So far in the SEP, Black Americans have enrolled in federal health plans at higher rates than in previous years.

Mallory Hackett, Associate Editor

Photo by Robin Gentry/EyeEm/Getty ImagesPhoto by Robin Gentry/EyeEm/Getty Images

The Department of Health and Human Services launched a social media campaign this week to boost enrollment in Affordable Care Act health plans among Black Americans.

HHS is partnering with a group of national organizations to raise awareness among the Black community of the coverage options available through the Centers for Medicare and Medicaid Services' Special Enrollment Period on HealthCare.gov.

Through targeted messages, emails, digital advertisements and earned media opportunities, HHS and its partnering organizations hope to increase access to health coverage among the Black population.

WHAT'S THE IMPACT?

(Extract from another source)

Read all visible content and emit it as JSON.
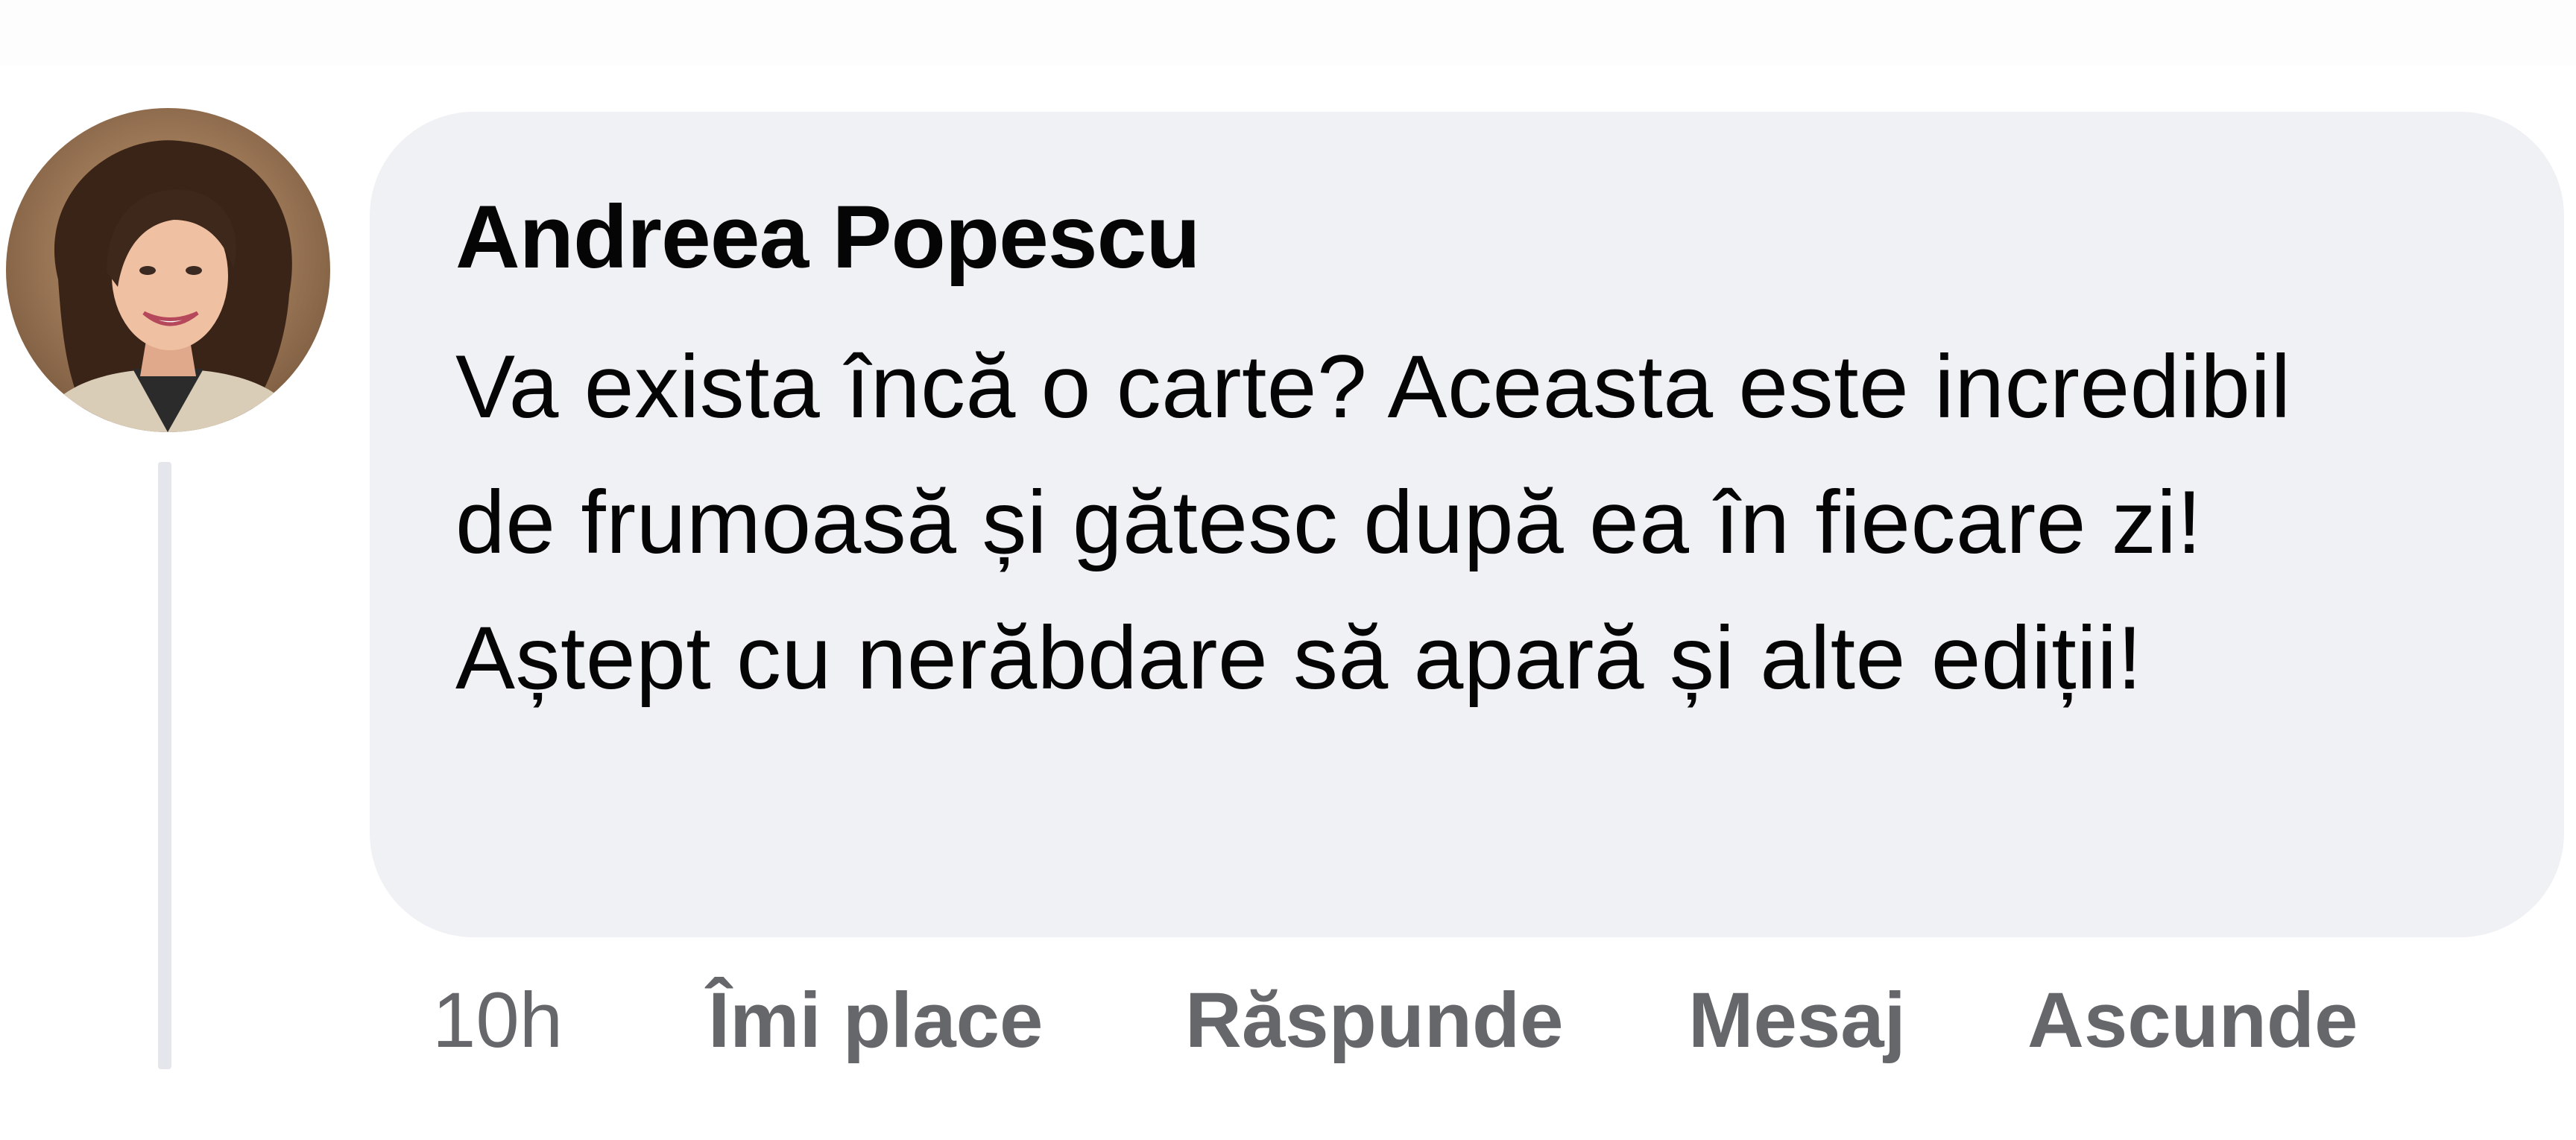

So far during the SEP, historically uninsured populations, including Black Americans and people close to the poverty line, have enrolled in federal health plans at higher rates than in previous years.

From February 15 to March 31, 17% of enrollees who shared their race identified as Black – compared to about 11% in both 2020 and 2019, during the same time period, according to a CMS report. Among consumers requesting financial assistance, 41% report being at or slightly above the federal poverty level, compared to 38% in 2020 and 33% in 2019.

"Black Americans are clearly taking advantage of the current Special Enrollment Period to access quality health care coverage," HHS Secretary Xavier Becerra said in a statement.

"But, we still have a lot of work to do. We are building on this encouraging momentum and earnestly teaming with key national partners serving Black communities. We are leveraging their expertise and networks to promote enrollment in quality, affordable health insurance coverage during this SEP.

"Health care is more affordable now, and access easier than ever, for people in need of a health plan that best fits an individual's or family's health care needs."

PARTICIPATING ORGANIZATIONS

  • 100 Black Men of America
  • AHIP
  • Alpha Kappa Alpha
  • American Hospital Association (AHA)
  • American Medical Association (AMA)
  • Association of Black Cardiologists
  • BlackDoctor.org
  • Black Women's Agenda
  • Black Women for Positive Change
  • Black Women's Health Imperative
  • Iota Phi Theta
  • Mom's Rising
  • NAACP
  • National Action Network
  • National Association for Equal Opportunity in Higher Education
  • National Baptist Convention, USA
  • National Caucus and Center on Black Aging
  • National Coalition on Black Civic Participation
  • National Medical Association
  • National Urban League
  • Organization of Black Designers
  • Virginia Mae King Foundation
  • Young Invincibles

THE LARGER TREND

The SEP was first announced in January to make health insurance available for those who lost their coverage along with their jobs during the coronavirus pandemic. It opened in February, and since then, more than half a million consumers have signed up for health insurance through HealthCare.gov.

In March, CMS announced it's extending the SEP until August 15 to give new and current enrollees an additional three months to enroll or re-evaluate their coverage with increased tax credits made available through the Biden administration's American Rescue Plan.

Twitter: @HackettMallory
Email the writer: mhackett@himss.org

How COVID-19 has transformed public policy and population health efforts

Special Report: Telehealth, mental health and racial inequality issues have put a spotlight on how to address the needs of underserved populations.